We live inside a giant illusion. Other than the basic bodily functions that keep us alive, most of what we do and are is defined by thought. This web of thinking is so dense and so near to us that it becomes invisible, like the water in which a fish swims.
Many beginners seek to dispel all of their illusions but, without the water, a fish cannot be a fish. If we’re among a bunch of strangers who find themselves stranded on a desert island, none of us previously existed in each other’s consciousness. We are no one. We are all fish out of water.
But the moment we meet, the identity we believe in for ourselves (eg. tall, female, attractive) begins to compare itself to someone else’s form of existence in relative terms. So we’ll meet a shorter, wiry, younger male, or a middle-aged, plump, female parent.
With only physical features to start with, we begin to communicate. We share ideas about who we are. We have no idea if others are presenting an identity that others back home would agree with or not, but most of us will, in most cases, accept someone’s assertions about who they are.
If, on our shipwrecked island, someone says they have survivalist training, then the rest of us will tend to recognize that label as representing a useful set of skills which are not included in our labels of say, lawyer or nurse. Suddenly, someone who was only short, wiry, young and male, is now a fire-starter, hunter and shelter-builder.
We still need them to volunteer for that identity moment to moment. But if they believe in it and we do too, then we will feel comfortable complaining to them if there is no fire, and they will feel guilt about not having it made.
But can we see how that complaint and the conflict between us will be made from the illusion about who that person is? Without both of our agreements about who each other is, we can’t even find a basis for a disagreement. Even wars are fought on that basis.
Where it gets tricky is, just because someone says, “I have survivalist training,” that does not mean that forever going forward, that person can be taken for granted to make all of our fires.
We can even create a test and make them our ‘official’ fire-starter with ‘official’ obligations, but our piece of paper or their previous promises will still mean nothing unless a person agrees to continue to play that role in our society in the present.
Over time, the longer we stayed on our island, the stronger our beliefs about our identities would become.

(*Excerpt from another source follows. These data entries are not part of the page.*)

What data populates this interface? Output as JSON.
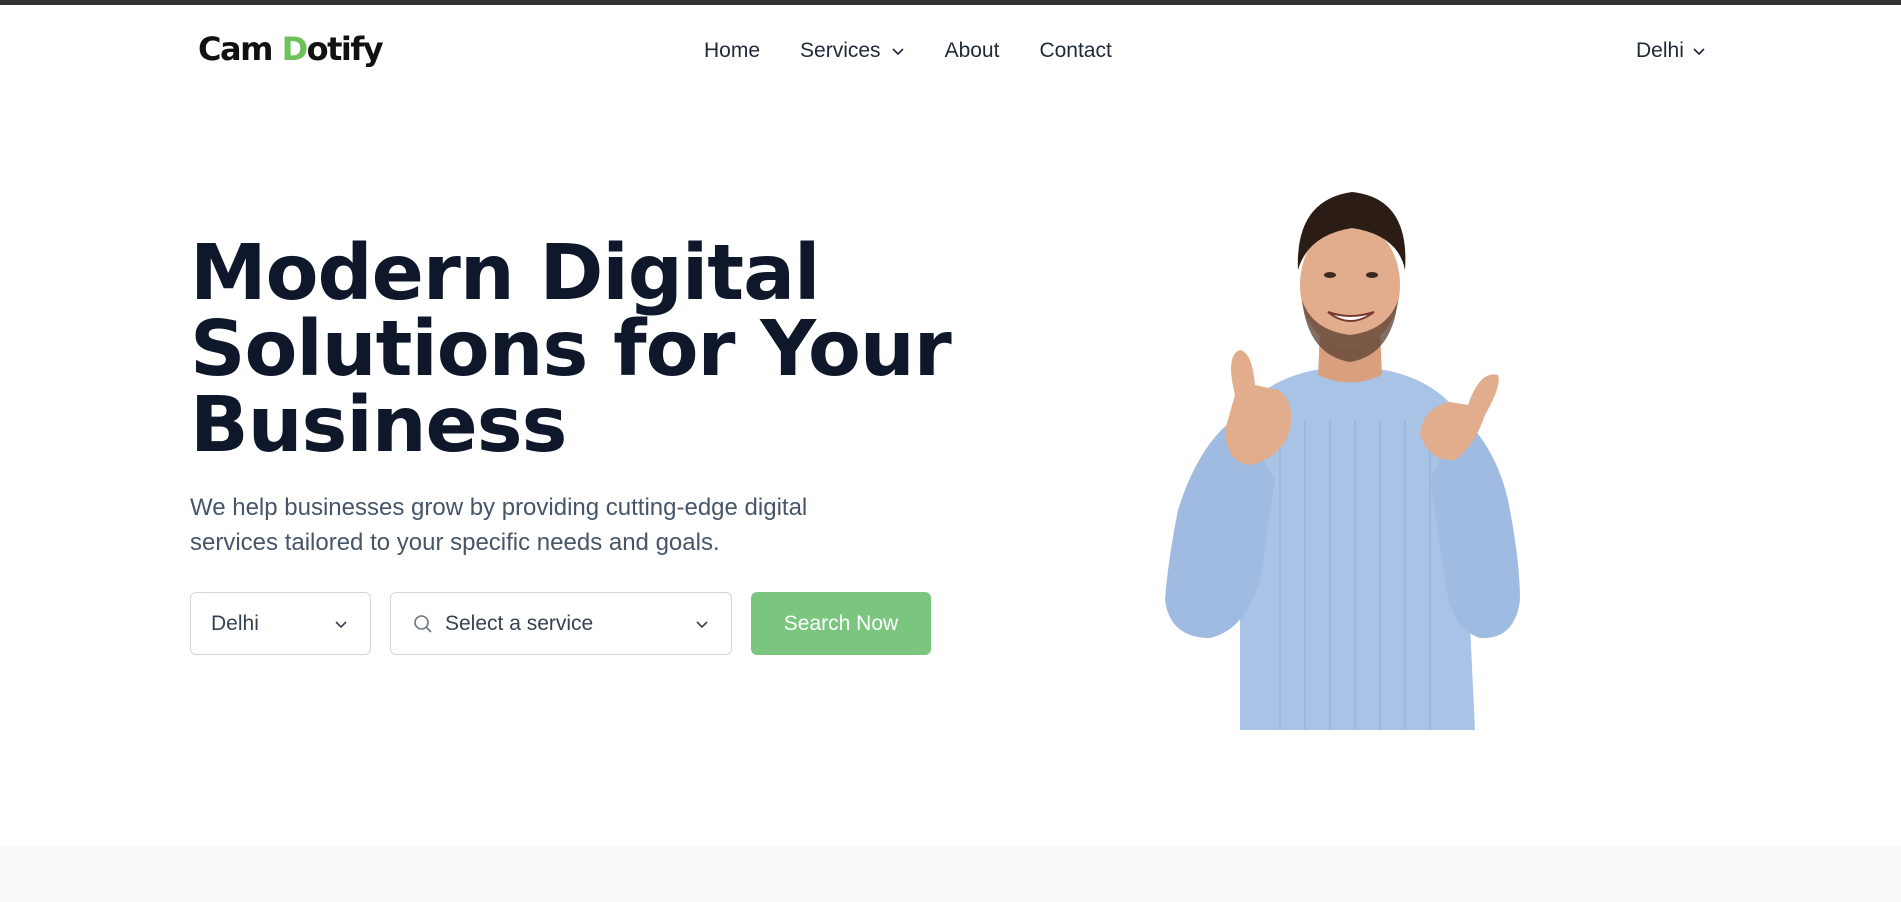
{
  "brand": {
    "logo_text_1": "Cam ",
    "logo_text_2": "D",
    "logo_text_3": "otify",
    "accent_color": "#6cc15b"
  },
  "nav": {
    "items": [
      {
        "label": "Home"
      },
      {
        "label": "Services",
        "has_dropdown": true
      },
      {
        "label": "About"
      },
      {
        "label": "Contact"
      }
    ],
    "city_label": "Delhi"
  },
  "hero": {
    "title": "Modern Digital Solutions for Your Business",
    "subtitle": "We help businesses grow by providing cutting-edge digital services tailored to your specific needs and goals.",
    "city_value": "Delhi",
    "service_placeholder": "Select a service",
    "search_label": "Search Now",
    "button_color": "#7bc67e"
  }
}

As we increased in numbers we would increasingly feel the need to define what a fire-starter is, and to agree on who our fire-starters will be.
Likewise, with those that make our food or our lodging. We would make people into chefs by eating their cooking. We would make them engineers by giving them tests and letting them build things if they pass. We would even give some the right to control others for the purposes of safety, and we will call those people police, or guards, or a military. But each role will be made of thought.
Over time, through this myriad of interwoven beliefs, society is born. It becomes so pervasive that small children won’t even be aware that these identities and their power structures are strictly made of beliefs.
Since most people around a child will share certain beliefs and presents them as ‘reality,’ there is no reason that a child would not shape their path to align with what others define as that reality. For instance, what Canadian kid ever says to their parents, are you sure I’m a Canadian?
The paradox for the student is to accept that, even though identities about national identities can lead to wars built from opposing ideas, we nevertheless need these comparative identities and contexts in order to be anyone at all. Even peace cannot exist except as the absence of war.
We must simply accept that we are destined to suffer any time we get overly earnest about our beliefs about what, or who, or even where and when we are.
If a student commits suicide over failing the test to become a lawyer, it is not the failure of the test that lead to the suicide. It is not deadly to not be defined as a lawyer. A suicide is merely the failure of an individual to realize that when one identity ends, another begins. And to think that happiness is contained in one particularly identity, but not in another, is false.
Each identity will, in each moment, enjoy however much happiness they cause to exist by appreciating rather than wanting. There is no path we can take, or label we can have, that avoids the challenging, painful parts of life. There is no identity that spares us from the struggles of being. There is no identity that exists outside a context. All contexts and identities are thought-based.
We are all on stages, performing roles for one another. To enact the drama we need to take our role seriously. But to remain healthy we must remember that our identities and those of others, exist strictly as ideas that we are free to change any time we are aware of that freedom. Healthy couples stay together precisely because they both stay aware that the other can leave.
It is it worthwhile for us to look at our lives to see what identities we have that we feel do not suit us. And likewise, we should ask what identities we are demanding from others against their will.
By being more aware of ours and other’s assumed roles, we can better come to understand that our conflicts are often strictly based on those thought-based roles, and not in the character’s who are playing them.
A serious childhood brain injury lead Scott to spend his entire life meditating on the concepts of thought, consciousness, reality and identity. It made others as strange to him as he was to them. When he realized people were confused by their own over-thinking, Scott began teaching others to understand reality. He is currently CBC Radio Active’s Wellness Columnist, as well as a writer, speaker and mindfulness instructor based in Edmonton, AB where he still finds it strange to write about himself in the third person.